A relationship between vascular risk factors and Alzheimer disease has been considered for over 20 years. In fact, it was widely accepted that “a hardening of the arteries” was to blame for senile dementias. There is also evidence that vascular diseases such as stroke, atherosclerosis, and hypertension are associated with an increased risk of dementia and AD, and that an abnormally elevated level of fibrinogen, the protein critical for blood clot formation, is correlated with AD. Many epidemiologic studies show that practically all of the reported risk factors for AD are related to vascular functions and have an established association with cerebral hypoperfusion.
In the June 10 issue of the journal Neuron, a research team led by Sidney Strickland at Rockefeller University in New York City provides a link between the ß amyloid peptide (Aß) and abnormal fibrin clot formation in cerebral blood vessels. In essence, they suggest a new role for Aß in AD, whereby it would accumulate in the aging brain and interact with fibrinogen. This interaction is thought to lead to persistent clots that obstruct blood flow and engender inflammation. The researchers propose that this altered clotting, compromised blood flow, and inflammation, all contribute to the cognitive decline associated with AD.
This paper nicely establishes a link between fibrin clot formation and Aß protein in animal models of AD, and warrants further investigation, particularly in how this process might occur in the aging human brain.
In the meantime, it should be noted that aerobic exercise (in moderation), has been shown to exert the greatest influence on AD risk reduction, perhaps by optimally affecting cerebral perfusion.
Michael Rafii, MD, PhD
Associate Medical Director, ADCS

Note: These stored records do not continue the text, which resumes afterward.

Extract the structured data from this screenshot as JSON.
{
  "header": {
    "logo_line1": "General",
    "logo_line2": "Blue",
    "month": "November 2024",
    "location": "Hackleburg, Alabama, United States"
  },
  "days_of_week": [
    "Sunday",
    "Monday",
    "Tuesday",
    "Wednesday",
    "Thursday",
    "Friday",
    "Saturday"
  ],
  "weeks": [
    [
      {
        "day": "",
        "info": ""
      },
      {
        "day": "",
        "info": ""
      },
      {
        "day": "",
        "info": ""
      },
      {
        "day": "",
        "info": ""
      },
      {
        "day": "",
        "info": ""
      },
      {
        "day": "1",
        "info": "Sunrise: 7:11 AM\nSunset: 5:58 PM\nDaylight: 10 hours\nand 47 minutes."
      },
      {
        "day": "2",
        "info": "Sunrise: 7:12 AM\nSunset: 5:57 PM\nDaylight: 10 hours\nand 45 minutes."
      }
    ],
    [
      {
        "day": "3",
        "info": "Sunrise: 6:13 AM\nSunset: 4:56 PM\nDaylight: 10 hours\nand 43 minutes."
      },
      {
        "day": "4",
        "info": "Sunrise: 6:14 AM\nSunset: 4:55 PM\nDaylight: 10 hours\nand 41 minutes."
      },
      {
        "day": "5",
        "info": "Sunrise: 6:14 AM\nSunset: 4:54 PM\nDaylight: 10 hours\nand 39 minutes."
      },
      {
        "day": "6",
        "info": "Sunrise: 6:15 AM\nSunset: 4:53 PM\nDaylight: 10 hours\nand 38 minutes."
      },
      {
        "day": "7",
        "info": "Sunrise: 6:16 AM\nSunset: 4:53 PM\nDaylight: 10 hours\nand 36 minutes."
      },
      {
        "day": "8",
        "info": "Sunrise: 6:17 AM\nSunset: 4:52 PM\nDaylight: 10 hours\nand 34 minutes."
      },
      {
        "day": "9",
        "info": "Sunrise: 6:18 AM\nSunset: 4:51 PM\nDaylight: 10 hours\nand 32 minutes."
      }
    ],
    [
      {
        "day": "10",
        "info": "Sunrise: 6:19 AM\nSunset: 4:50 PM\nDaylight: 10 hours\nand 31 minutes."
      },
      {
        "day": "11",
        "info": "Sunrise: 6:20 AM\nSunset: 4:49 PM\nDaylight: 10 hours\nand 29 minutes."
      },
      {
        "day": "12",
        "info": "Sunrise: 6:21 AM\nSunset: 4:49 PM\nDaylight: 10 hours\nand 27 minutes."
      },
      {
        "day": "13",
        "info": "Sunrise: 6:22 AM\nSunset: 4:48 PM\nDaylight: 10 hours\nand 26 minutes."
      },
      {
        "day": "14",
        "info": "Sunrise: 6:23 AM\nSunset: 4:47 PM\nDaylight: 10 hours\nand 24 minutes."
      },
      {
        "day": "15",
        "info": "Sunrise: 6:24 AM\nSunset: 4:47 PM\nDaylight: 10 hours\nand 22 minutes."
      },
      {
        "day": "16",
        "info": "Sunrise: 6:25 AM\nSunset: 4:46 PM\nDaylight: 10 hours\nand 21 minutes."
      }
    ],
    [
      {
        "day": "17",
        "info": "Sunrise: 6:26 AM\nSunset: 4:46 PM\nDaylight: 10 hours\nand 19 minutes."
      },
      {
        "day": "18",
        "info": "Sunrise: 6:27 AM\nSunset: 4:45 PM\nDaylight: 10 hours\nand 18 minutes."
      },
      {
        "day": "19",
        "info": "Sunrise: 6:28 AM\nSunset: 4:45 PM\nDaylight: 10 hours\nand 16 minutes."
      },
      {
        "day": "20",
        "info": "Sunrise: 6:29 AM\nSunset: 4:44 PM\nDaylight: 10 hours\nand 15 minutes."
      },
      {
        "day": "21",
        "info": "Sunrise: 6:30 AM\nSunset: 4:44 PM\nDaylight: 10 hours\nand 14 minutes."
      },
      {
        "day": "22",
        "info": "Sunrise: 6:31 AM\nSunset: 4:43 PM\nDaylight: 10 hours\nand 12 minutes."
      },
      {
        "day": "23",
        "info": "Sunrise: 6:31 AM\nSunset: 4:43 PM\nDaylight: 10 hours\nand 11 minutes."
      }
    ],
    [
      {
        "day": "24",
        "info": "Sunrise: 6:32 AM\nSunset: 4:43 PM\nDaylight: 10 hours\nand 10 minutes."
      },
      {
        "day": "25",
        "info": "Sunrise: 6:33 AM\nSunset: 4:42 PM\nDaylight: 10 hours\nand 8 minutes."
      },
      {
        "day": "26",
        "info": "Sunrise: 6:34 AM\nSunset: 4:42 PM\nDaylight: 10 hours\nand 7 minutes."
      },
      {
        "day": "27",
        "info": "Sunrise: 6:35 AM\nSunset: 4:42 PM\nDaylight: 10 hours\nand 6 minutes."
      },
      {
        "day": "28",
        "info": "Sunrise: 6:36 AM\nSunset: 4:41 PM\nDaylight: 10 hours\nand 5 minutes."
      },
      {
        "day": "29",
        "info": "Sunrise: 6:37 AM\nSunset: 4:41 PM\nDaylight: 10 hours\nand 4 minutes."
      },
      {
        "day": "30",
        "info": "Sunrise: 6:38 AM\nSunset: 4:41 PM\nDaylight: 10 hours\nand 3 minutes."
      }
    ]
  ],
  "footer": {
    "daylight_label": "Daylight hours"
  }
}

Cortes-Canteli M, Paul J, Norris EH, Bronstein R, Ahn HJ, Zamolodchikov D, Bhuvanendran S, Fenz KM, Strickland S. Fibrinogen and ß-Amyloid Association Alters Thrombosis and Fibrinolysis: A Possible Contributing Factor to Alzheimer’s Disease. Neuron. 2010 June 10;66:695-709.